PROVIDED DATA>

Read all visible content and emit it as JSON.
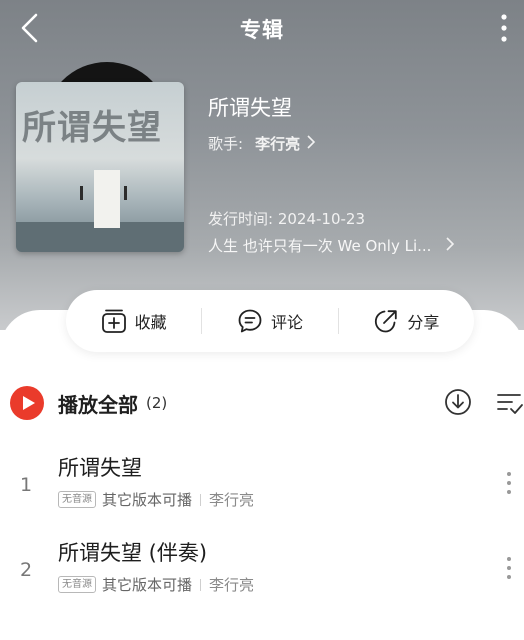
{
  "header": {
    "title": "专辑"
  },
  "album": {
    "name": "所谓失望",
    "artist_label": "歌手:",
    "artist_name": "李行亮",
    "release": "发行时间: 2024-10-23",
    "description": "人生 也许只有一次 We Only Li...",
    "cover_text": "所谓失望"
  },
  "actions": {
    "collect": "收藏",
    "comment": "评论",
    "share": "分享"
  },
  "playall": {
    "label": "播放全部",
    "count": "(2)"
  },
  "tracks": [
    {
      "num": "1",
      "name": "所谓失望",
      "tag": "无音源",
      "note": "其它版本可播",
      "artist": "李行亮"
    },
    {
      "num": "2",
      "name": "所谓失望 (伴奏)",
      "tag": "无音源",
      "note": "其它版本可播",
      "artist": "李行亮"
    }
  ],
  "colors": {
    "accent": "#ea3b2b",
    "hero_top": "#7d8287",
    "text_dark": "#1e1e1e"
  },
  "icons": [
    "back-icon",
    "more-vertical-icon",
    "collect-icon",
    "comment-icon",
    "share-icon",
    "play-icon",
    "download-icon",
    "multi-select-icon",
    "chevron-right-icon"
  ]
}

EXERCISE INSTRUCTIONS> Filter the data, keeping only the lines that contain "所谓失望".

RESULT>
    "name": "所谓失望",
    "cover_text": "所谓失望"
      "name": "所谓失望",
      "name": "所谓失望 (伴奏)",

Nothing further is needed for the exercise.